Tigers manager Jim Leyland made some waves earlier this week when he said that pitchers shouldn’t win the MVP award. This was a very bold statement considering that one of his own starters, Justin Verlander, is quickly gaining momentum for MVP consideration in the American League.
Despite his opinion on the topic, Leyland told Chris Iott of MLive.com earlier today that he would support Verlander for MVP under the current system.
“I will support Justin Verlander for the MVP to the hilt,” Leyland said. “I want to make that perfectly clear. The question that was asked of me was if I thought a pitcher should be the MVP. And my answer to that is no. But under the way the system is, I certainly will support Verlander to the hilt.”
To be fair, what else did we expect the guy to say? No need to continue to the controversy for another minute.

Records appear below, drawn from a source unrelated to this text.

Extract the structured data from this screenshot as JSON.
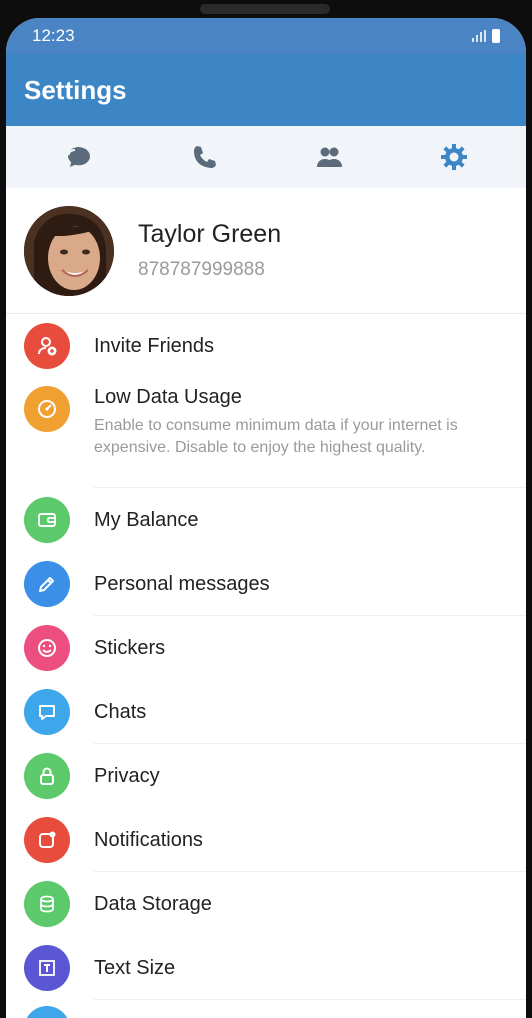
{
  "status_bar": {
    "time": "12:23"
  },
  "app_bar": {
    "title": "Settings"
  },
  "tabs": [
    {
      "icon": "chat-bubbles-icon"
    },
    {
      "icon": "phone-icon"
    },
    {
      "icon": "contacts-icon"
    },
    {
      "icon": "gear-icon",
      "active": true
    }
  ],
  "profile": {
    "name": "Taylor Green",
    "phone": "878787999888"
  },
  "menu": [
    {
      "label": "Invite Friends",
      "icon": "add-user-icon",
      "color": "#e74c3c"
    },
    {
      "label": "Low Data Usage",
      "subtitle": "Enable to consume minimum data if your internet is expensive. Disable to enjoy the highest quality.",
      "icon": "gauge-icon",
      "color": "#f0a030"
    },
    {
      "label": "My Balance",
      "icon": "wallet-icon",
      "color": "#5cc96a"
    },
    {
      "label": "Personal messages",
      "icon": "pencil-icon",
      "color": "#3b8fe6"
    },
    {
      "label": "Stickers",
      "icon": "smiley-icon",
      "color": "#ec4f7f"
    },
    {
      "label": "Chats",
      "icon": "chat-icon",
      "color": "#3ea6ea"
    },
    {
      "label": "Privacy",
      "icon": "lock-icon",
      "color": "#5cc96a"
    },
    {
      "label": "Notifications",
      "icon": "notification-icon",
      "color": "#e74c3c"
    },
    {
      "label": "Data Storage",
      "icon": "database-icon",
      "color": "#5cc96a"
    },
    {
      "label": "Text Size",
      "icon": "text-size-icon",
      "color": "#5b57d4"
    }
  ],
  "colors": {
    "status_bar": "#4a84c4",
    "app_bar": "#3d86c6",
    "tab_icon": "#5b6b7b",
    "tab_active": "#3d86c6"
  }
}
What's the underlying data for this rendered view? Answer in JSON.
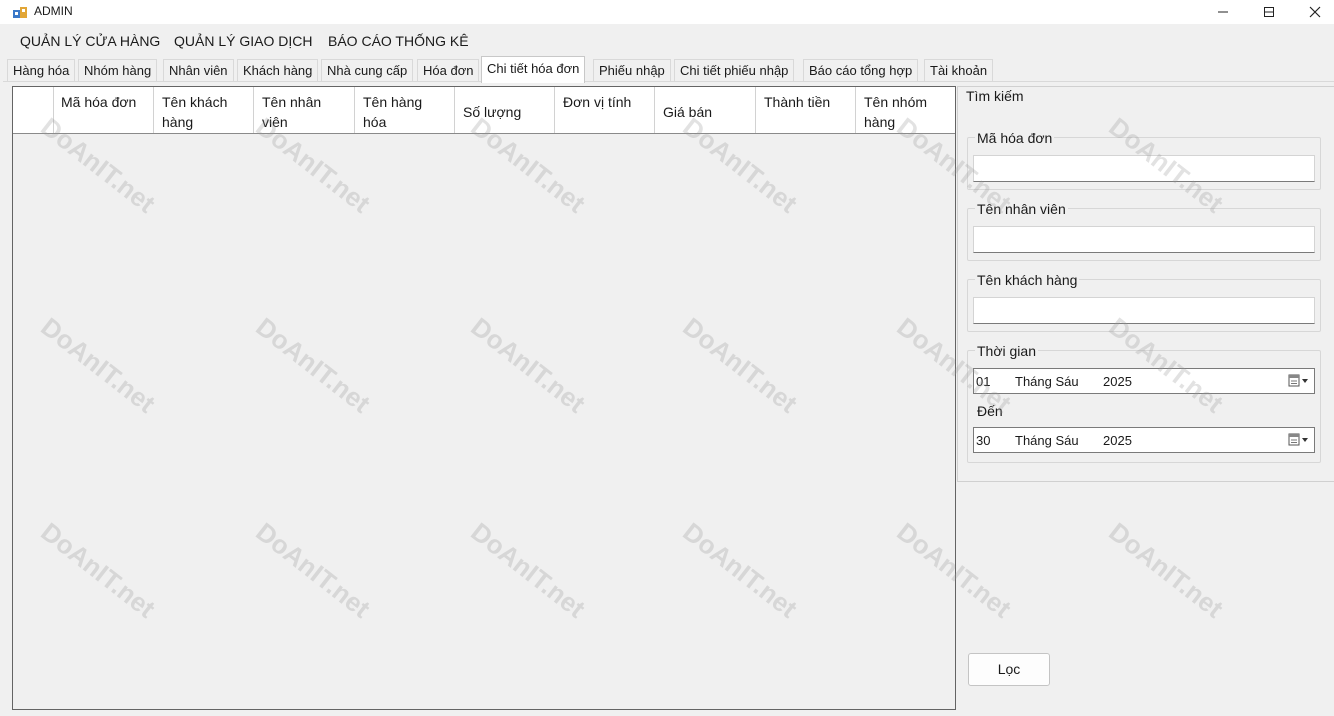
{
  "window": {
    "title": "ADMIN"
  },
  "menu": [
    "QUẢN LÝ CỬA HÀNG",
    "QUẢN LÝ GIAO DỊCH",
    "BÁO CÁO THỐNG KÊ"
  ],
  "tabs": [
    "Hàng hóa",
    "Nhóm hàng",
    "Nhân viên",
    "Khách hàng",
    "Nhà cung cấp",
    "Hóa đơn",
    "Chi tiết hóa đơn",
    "Phiếu nhập",
    "Chi tiết phiếu nhập",
    "Báo cáo tổng hợp",
    "Tài khoản"
  ],
  "active_tab": "Chi tiết hóa đơn",
  "grid": {
    "columns": [
      "Mã hóa đơn",
      "Tên khách hàng",
      "Tên nhân viên",
      "Tên hàng hóa",
      "Số lượng",
      "Đơn vị tính",
      "Giá bán",
      "Thành tiền",
      "Tên nhóm hàng"
    ],
    "rows": []
  },
  "search": {
    "title": "Tìm kiếm",
    "invoice_label": "Mã hóa đơn",
    "invoice_value": "",
    "employee_label": "Tên nhân viên",
    "employee_value": "",
    "customer_label": "Tên khách hàng",
    "customer_value": "",
    "time_label": "Thời gian",
    "from": {
      "day": "01",
      "month": "Tháng Sáu",
      "year": "2025"
    },
    "to_label": "Đến",
    "to": {
      "day": "30",
      "month": "Tháng Sáu",
      "year": "2025"
    },
    "filter_button": "Lọc"
  },
  "watermark": "DoAnIT.net",
  "icons": {
    "app": "app-icon",
    "minimize": "minimize-icon",
    "maximize": "maximize-icon",
    "close": "close-icon",
    "calendar": "calendar-dropdown-icon"
  }
}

Anyway, Dennis Eckersley was last the pitcher to win an MVP award in 1992. While we can look back now and argue that it was a bit of a stretch to give the MVP to a relief pitcher, is it really that crazy to consider someone who has faced 803 batters coming into today’s action compared to a hitter who has maybe 700 plate appearances over the course of a season? I don’t think so. I still think Jose Bautista deserves the award at this moment, but we should leave the door open for special seasons from starting pitchers.
By the way, Verlander is currently going for his 20th win against the Twins. If you are into that sort of thing.
Red Sox lefty Drew Pomeranz was of limited utility during the postseason as he began experiencing soreness in his left forearm near the end of the 2016 season. There was some thought that he might need offseason surgery but Pomeranz was examined by doctors who determined that he does not need any surgery, Evan Drellich of the Boston Herald reports. President of baseball operations Dave Dombrowski said:
He has seen the doctor, the doctor looked at him. I can’t really disclose totally everything that was done, but the doctor said no surgical procedure and the doctor feels he will be ready for next spring training for us.
Pomeranz, 27, finished the 2016 regular season with an aggregate 3.32 ERA and a 186/65 K/BB ratio in 170 2/3 innings between the Padres and Red Sox. He operated out of the bullpen during the playoffs, allowing two runs on four hits and two walks with seven strikeouts over 3 2/3 innings.
The Red Sox acquired Pomeranz in a trade with the Padres in July. It was a trade that earned Padres GM A.J. Preller a 30-day suspension from Major League Baseball, as he reportedly kept two sets of medical records in order to deceive trade partners.
After managing the Pirates’ Double-A affiliate to a 76-64 record this past season, the organization has promoted Joey Cora to third base coach for the major league club, Cory Giger of the Altoona Mirror reports. The Pirates fired previous third base coach Rick Sofield over the weekend.
Cora, 51, has plenty of coaching experience since retiring as a player in 1998. In the majors, he coached for the White Sox from 2004-11 and for the Marlins in 2012.
Cora briefly served as interim manager for the Marlins in 2012 when Ozzie Guillen was suspended, but has otherwise not been given a managerial position yet. He interviewed with the Brewers after the 2010 season and was a finalist but the organization ultimately chose Ron Roenicke. It’s easy to see Cora being a manager in the very near future, however.